The event will be held from 4 to 6 p.m. Friday, Nov. 1 at the Holiday Inn and Conference Center, 1005 Perry St. in Big Rapids. Admission is free, and the public is invited to attend.
“One in 10 children are at risk for undiagnosed eye and vision problems, and with critical stages of vision development occurring in the first year of life, early detection is important to treat and prevent permanent vision impairment,” said Dr. Alison Jenerou, MCO assistant professor. “Through the InfantSEE program, infants six to 12 months of age get a free eye examination allowing for early detection. We hope the ‘Healthy Beginnings’ program will bring community awareness to the importance of vision in a child’s development and the availability locally to have your child’s eyes examined at no charge.”
MCO faculty and students provide complete infant eye examinations at no cost as part of InfantSEE, a public health initiative of the American Optometric Association. Assessments are provided in the Pediatrics and Binocular Vision Service at MCO’s University Eye Center, which serves the West Michigan community.
“Healthy Beginnings Start with Healthy Eyes” will address infant developmental milestones and the vital role vision plays in learning, inspirational patient stories, an overview of the InfantSEE program and how babies’ eyes are examined.
Tom Sullivan, an Emmy Award-nominated actor, musician, author and motivational speaker, will deliver the keynote address. Sullivan, who lost his vision due to complications from premature birth, is a dedicated advocate for infant eye health.
Sullivan has written for and appeared on numerous television sitcoms, including “Highway to Heaven,” “Designing Women” and “M*A*S*H,” and was a correspondent for ABC’s “Good Morning America.” He most recently created “Superior Beings,” a series for ESPN. He sang the national anthem at Super Bowl X and has written several books, including three he co-authored with his friend, actress Betty White.
Participants also will hear from Dr. Mark Swan, chief of MCO’s Pediatrics and Binocular Vision Service, and Dr. Sushila Rao of Pediatric Associates in Big Rapids. Additionally, a local woman will discuss how her child’s early diagnosis of a vision problem during an InfantSEE assessment prevented more serious issues.
Vision disorders are the fourth most common disability in the U.S and the most prevalent handicapping condition during childhood, and 25 of children ages 5 to 12 have vision problems that could be interfering with their educational performance, according to statistics provided by the AOA.

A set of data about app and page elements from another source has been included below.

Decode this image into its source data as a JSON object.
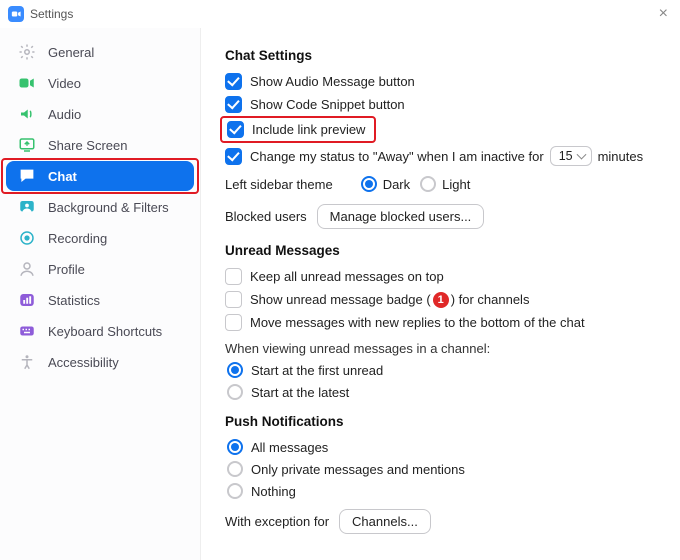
{
  "titlebar": {
    "title": "Settings"
  },
  "sidebar": {
    "items": [
      {
        "label": "General"
      },
      {
        "label": "Video"
      },
      {
        "label": "Audio"
      },
      {
        "label": "Share Screen"
      },
      {
        "label": "Chat"
      },
      {
        "label": "Background & Filters"
      },
      {
        "label": "Recording"
      },
      {
        "label": "Profile"
      },
      {
        "label": "Statistics"
      },
      {
        "label": "Keyboard Shortcuts"
      },
      {
        "label": "Accessibility"
      }
    ]
  },
  "chat_settings": {
    "heading": "Chat Settings",
    "show_audio_label": "Show Audio Message button",
    "show_code_label": "Show Code Snippet button",
    "link_preview_label": "Include link preview",
    "away_prefix": "Change my status to \"Away\" when I am inactive for",
    "away_value": "15",
    "away_suffix": "minutes",
    "theme_label": "Left sidebar theme",
    "theme_dark": "Dark",
    "theme_light": "Light",
    "blocked_label": "Blocked users",
    "blocked_button": "Manage blocked users..."
  },
  "unread": {
    "heading": "Unread Messages",
    "keep_top": "Keep all unread messages on top",
    "badge_prefix": "Show unread message badge (",
    "badge_count": "1",
    "badge_suffix": ") for channels",
    "move_bottom": "Move messages with new replies to the bottom of the chat",
    "view_label": "When viewing unread messages in a channel:",
    "start_first": "Start at the first unread",
    "start_latest": "Start at the latest"
  },
  "push": {
    "heading": "Push Notifications",
    "all": "All messages",
    "private": "Only private messages and mentions",
    "nothing": "Nothing",
    "exception_label": "With exception for",
    "exception_button": "Channels..."
  }
}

The event will include InfantSEE onesies and Baby Banz sunglasses giveaways, and a
raffle for a Nexus 7 tablet. For more information, visit the university events calendar

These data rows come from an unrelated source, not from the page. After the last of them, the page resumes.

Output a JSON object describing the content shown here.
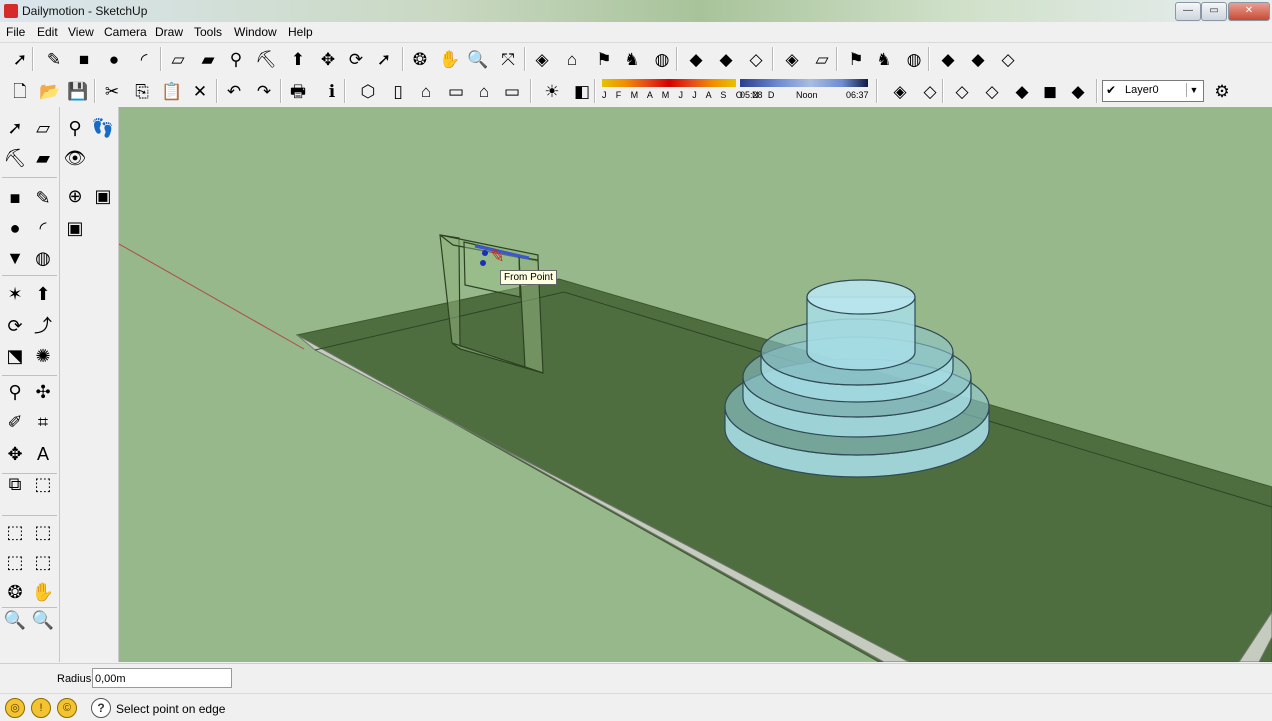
{
  "window": {
    "title": "Dailymotion - SketchUp",
    "min_label": "—",
    "max_label": "▭",
    "close_label": "✕"
  },
  "menu": [
    "File",
    "Edit",
    "View",
    "Camera",
    "Draw",
    "Tools",
    "Window",
    "Help"
  ],
  "toolbar1": {
    "icons": [
      "select-icon",
      "pencil-icon",
      "rectangle-icon",
      "circle-icon",
      "arc-icon",
      "make-component-icon",
      "eraser-icon",
      "tape-measure-icon",
      "paint-bucket-icon",
      "push-pull-icon",
      "move-icon",
      "rotate-icon",
      "follow-me-icon",
      "orbit-icon",
      "pan-icon",
      "zoom-icon",
      "zoom-extents-icon",
      "walkthrough-icon",
      "camera-icon",
      "style-icon",
      "model-icon",
      "globe-icon",
      "sandbox-icon",
      "sandbox-2-icon",
      "sandbox-3-icon",
      "view-1-icon",
      "view-2-icon",
      "style-2-icon",
      "model-2-icon",
      "globe-2-icon",
      "component-icon",
      "component-2-icon",
      "component-3-icon"
    ],
    "glyphs": [
      "➚",
      "✎",
      "■",
      "●",
      "◜",
      "▱",
      "▰",
      "⚲",
      "⛏",
      "⬆",
      "✥",
      "⟳",
      "➚",
      "❂",
      "✋",
      "🔍",
      "⤧",
      "◈",
      "⌂",
      "⚑",
      "♞",
      "◍",
      "◆",
      "◆",
      "◇",
      "◈",
      "▱",
      "⚑",
      "♞",
      "◍",
      "◆",
      "◆",
      "◇"
    ]
  },
  "toolbar2": {
    "icons": [
      "new-icon",
      "open-icon",
      "save-icon",
      "cut-icon",
      "copy-icon",
      "paste-icon",
      "delete-icon",
      "undo-icon",
      "redo-icon",
      "print-icon",
      "info-icon",
      "iso-view-icon",
      "top-view-icon",
      "front-view-icon",
      "right-view-icon",
      "back-view-icon",
      "left-view-icon",
      "shadow-settings-icon",
      "shadows-toggle-icon"
    ],
    "glyphs": [
      "🗋",
      "📂",
      "💾",
      "✂",
      "⎘",
      "📋",
      "✕",
      "↶",
      "↷",
      "🖶",
      "ℹ",
      "⬡",
      "▯",
      "⌂",
      "▭",
      "⌂",
      "▭",
      "☀",
      "◧"
    ],
    "shadow_months": "J F M A M J J A S O N D",
    "shadow_time_start": "05:28",
    "shadow_time_mid": "Noon",
    "shadow_time_end": "06:37",
    "style_icons": [
      "xray-icon",
      "wireframe-icon",
      "hidden-line-icon",
      "shaded-icon",
      "shaded-texture-icon",
      "monochrome-icon",
      "hidden-geometry-icon"
    ],
    "style_glyphs": [
      "◈",
      "◇",
      "◇",
      "◇",
      "◆",
      "◼",
      "◆"
    ],
    "layer_check": "✔",
    "layer_name": "Layer0",
    "layer_arrow": "▼",
    "layer_manager_glyph": "⚙"
  },
  "palette": {
    "left_glyphs": [
      "➚",
      "▱",
      "⛏",
      "▰",
      "■",
      "✎",
      "●",
      "◜",
      "▼",
      "◍",
      "✶",
      "⬆",
      "⟳",
      "⤴",
      "⬔",
      "✺",
      "⚲",
      "✣",
      "✐",
      "⌗",
      "✥",
      "A",
      "⧉",
      "⬚",
      "⬚",
      "⬚",
      "⬚",
      "⬚",
      "❂",
      "✋",
      "🔍",
      "🔍"
    ],
    "left_icons": [
      "select-icon",
      "make-component-icon",
      "paint-bucket-icon",
      "eraser-icon",
      "rectangle-icon",
      "line-icon",
      "circle-icon",
      "arc-icon",
      "polygon-icon",
      "freehand-icon",
      "move-icon",
      "push-pull-icon",
      "rotate-icon",
      "follow-me-icon",
      "scale-icon",
      "offset-icon",
      "tape-measure-icon",
      "dimension-icon",
      "protractor-icon",
      "text-icon",
      "axes-icon",
      "3d-text-icon",
      "outer-shell-icon",
      "intersect-icon",
      "union-icon",
      "subtract-icon",
      "trim-icon",
      "split-icon",
      "orbit-icon",
      "pan-icon",
      "zoom-icon",
      "zoom-window-icon"
    ],
    "right_glyphs": [
      "⚲",
      "👣",
      "👁",
      "⊕",
      "▣",
      "▣"
    ],
    "right_icons": [
      "position-camera-icon",
      "walk-icon",
      "look-around-icon",
      "section-plane-icon",
      "display-section-icon",
      "section-fill-icon"
    ]
  },
  "viewport": {
    "tooltip": "From Point",
    "cursor_glyph": "✎"
  },
  "measurements": {
    "label": "Radius",
    "value": "0,00m"
  },
  "statusbar": {
    "geo_glyphs": [
      "◎",
      "!",
      "©"
    ],
    "help_glyph": "?",
    "text": "Select point on edge"
  },
  "colors": {
    "viewport_bg": "#96b88a",
    "ground": "#4f6e40",
    "glass": "#a7dde6",
    "frame": "#8fb07d"
  }
}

InfantSEE® is a public health program managed by Optometry Cares – The AOA Foundation. Designed to ensure that eye and vision care become an integral part of infant wellness and improve a child’s quality of life, doctors of optometry provide a one-time, no-cost eye and vision assessment to infants between the ages of six and 12 months regardless of family income or access to insurance coverage. More information: www.InfantSEE.org.
About the American Optometric Association

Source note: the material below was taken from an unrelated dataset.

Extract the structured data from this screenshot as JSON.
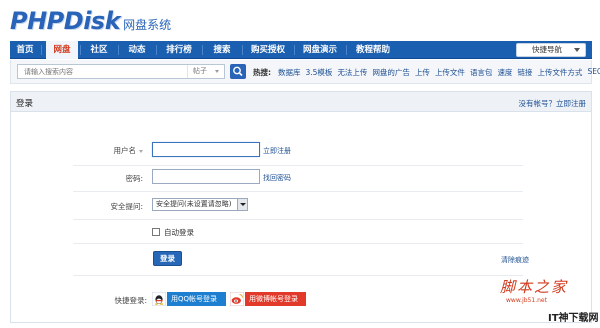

American Optometric Association doctors of optometry are highly qualified, trained doctors on the frontline of eye health and vision care, who examine, diagnose, treat and manage diseases and disorders of the eye. In addition to providing eye and vision care, optometrists play a major role in an individual’s overall health and well-being by detecting systemic diseases. Doctors of optometry have the skills and training to provide more than two-thirds of all primary eye care in the United States. The American Optometric Association represents more than 36,000 doctors of optometry, optometry students and paraoptometric assistants and technicians in nearly 6,500 communities across the country. More information: www.aoa.org.
About the Michigan College of Optometry
The Michigan College of Optometry at Ferris State University prepares doctoral and post-doctoral students for successful professional careers, responsible citizenship and lifelong learning. Through its clinically-based education and patient care, the Michigan College of Optometry serves the optometric health care needs of society. It is the only college of optometry in Michigan. More information: www.ferris.edu/mco.